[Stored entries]

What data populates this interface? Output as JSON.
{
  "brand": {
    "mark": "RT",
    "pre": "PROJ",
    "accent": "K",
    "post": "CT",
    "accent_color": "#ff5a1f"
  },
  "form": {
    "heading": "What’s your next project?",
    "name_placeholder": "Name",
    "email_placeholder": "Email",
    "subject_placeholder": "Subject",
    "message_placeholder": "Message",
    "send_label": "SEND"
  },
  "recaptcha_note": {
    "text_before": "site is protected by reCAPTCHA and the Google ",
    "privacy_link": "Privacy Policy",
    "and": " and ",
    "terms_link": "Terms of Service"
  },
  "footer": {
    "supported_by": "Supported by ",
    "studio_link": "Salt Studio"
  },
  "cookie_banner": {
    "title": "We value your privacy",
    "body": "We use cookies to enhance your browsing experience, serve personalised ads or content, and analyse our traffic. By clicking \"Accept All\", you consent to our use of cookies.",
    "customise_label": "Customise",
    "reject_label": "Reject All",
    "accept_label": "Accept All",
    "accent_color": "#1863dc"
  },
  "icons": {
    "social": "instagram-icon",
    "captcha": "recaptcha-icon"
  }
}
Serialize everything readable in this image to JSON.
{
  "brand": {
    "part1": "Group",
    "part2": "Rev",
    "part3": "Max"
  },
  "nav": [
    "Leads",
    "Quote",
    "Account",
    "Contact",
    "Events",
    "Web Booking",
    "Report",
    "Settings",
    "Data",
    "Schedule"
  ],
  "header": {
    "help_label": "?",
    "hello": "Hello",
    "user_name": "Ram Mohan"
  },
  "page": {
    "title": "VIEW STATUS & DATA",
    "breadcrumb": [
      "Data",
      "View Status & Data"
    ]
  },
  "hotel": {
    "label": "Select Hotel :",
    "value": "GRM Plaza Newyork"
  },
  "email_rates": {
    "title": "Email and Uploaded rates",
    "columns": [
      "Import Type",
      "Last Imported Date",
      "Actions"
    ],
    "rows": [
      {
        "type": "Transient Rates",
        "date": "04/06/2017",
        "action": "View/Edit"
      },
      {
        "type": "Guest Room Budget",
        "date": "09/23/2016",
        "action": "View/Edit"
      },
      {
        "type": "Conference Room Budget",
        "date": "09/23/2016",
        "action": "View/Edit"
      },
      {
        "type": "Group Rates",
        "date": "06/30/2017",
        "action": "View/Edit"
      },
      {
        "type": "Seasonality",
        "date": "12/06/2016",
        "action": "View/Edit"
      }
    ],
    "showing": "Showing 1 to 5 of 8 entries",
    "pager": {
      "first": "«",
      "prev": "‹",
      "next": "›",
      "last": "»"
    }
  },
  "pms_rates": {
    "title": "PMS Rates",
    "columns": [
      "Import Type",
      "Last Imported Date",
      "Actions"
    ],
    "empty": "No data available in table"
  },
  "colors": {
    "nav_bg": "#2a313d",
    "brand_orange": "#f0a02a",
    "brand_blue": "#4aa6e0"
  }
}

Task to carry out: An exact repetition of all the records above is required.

Response below:
What data populates this interface? Output as JSON.
{
  "brand": {
    "mark": "RT",
    "pre": "PROJ",
    "accent": "K",
    "post": "CT",
    "accent_color": "#ff5a1f"
  },
  "form": {
    "heading": "What’s your next project?",
    "name_placeholder": "Name",
    "email_placeholder": "Email",
    "subject_placeholder": "Subject",
    "message_placeholder": "Message",
    "send_label": "SEND"
  },
  "recaptcha_note": {
    "text_before": "site is protected by reCAPTCHA and the Google ",
    "privacy_link": "Privacy Policy",
    "and": " and ",
    "terms_link": "Terms of Service"
  },
  "footer": {
    "supported_by": "Supported by ",
    "studio_link": "Salt Studio"
  },
  "cookie_banner": {
    "title": "We value your privacy",
    "body": "We use cookies to enhance your browsing experience, serve personalised ads or content, and analyse our traffic. By clicking \"Accept All\", you consent to our use of cookies.",
    "customise_label": "Customise",
    "reject_label": "Reject All",
    "accept_label": "Accept All",
    "accent_color": "#1863dc"
  },
  "icons": {
    "social": "instagram-icon",
    "captcha": "recaptcha-icon"
  }
}
Serialize everything readable in this image to JSON.
{
  "brand": {
    "part1": "Group",
    "part2": "Rev",
    "part3": "Max"
  },
  "nav": [
    "Leads",
    "Quote",
    "Account",
    "Contact",
    "Events",
    "Web Booking",
    "Report",
    "Settings",
    "Data",
    "Schedule"
  ],
  "header": {
    "help_label": "?",
    "hello": "Hello",
    "user_name": "Ram Mohan"
  },
  "page": {
    "title": "VIEW STATUS & DATA",
    "breadcrumb": [
      "Data",
      "View Status & Data"
    ]
  },
  "hotel": {
    "label": "Select Hotel :",
    "value": "GRM Plaza Newyork"
  },
  "email_rates": {
    "title": "Email and Uploaded rates",
    "columns": [
      "Import Type",
      "Last Imported Date",
      "Actions"
    ],
    "rows": [
      {
        "type": "Transient Rates",
        "date": "04/06/2017",
        "action": "View/Edit"
      },
      {
        "type": "Guest Room Budget",
        "date": "09/23/2016",
        "action": "View/Edit"
      },
      {
        "type": "Conference Room Budget",
        "date": "09/23/2016",
        "action": "View/Edit"
      },
      {
        "type": "Group Rates",
        "date": "06/30/2017",
        "action": "View/Edit"
      },
      {
        "type": "Seasonality",
        "date": "12/06/2016",
        "action": "View/Edit"
      }
    ],
    "showing": "Showing 1 to 5 of 8 entries",
    "pager": {
      "first": "«",
      "prev": "‹",
      "next": "›",
      "last": "»"
    }
  },
  "pms_rates": {
    "title": "PMS Rates",
    "columns": [
      "Import Type",
      "Last Imported Date",
      "Actions"
    ],
    "empty": "No data available in table"
  },
  "colors": {
    "nav_bg": "#2a313d",
    "brand_orange": "#f0a02a",
    "brand_blue": "#4aa6e0"
  }
}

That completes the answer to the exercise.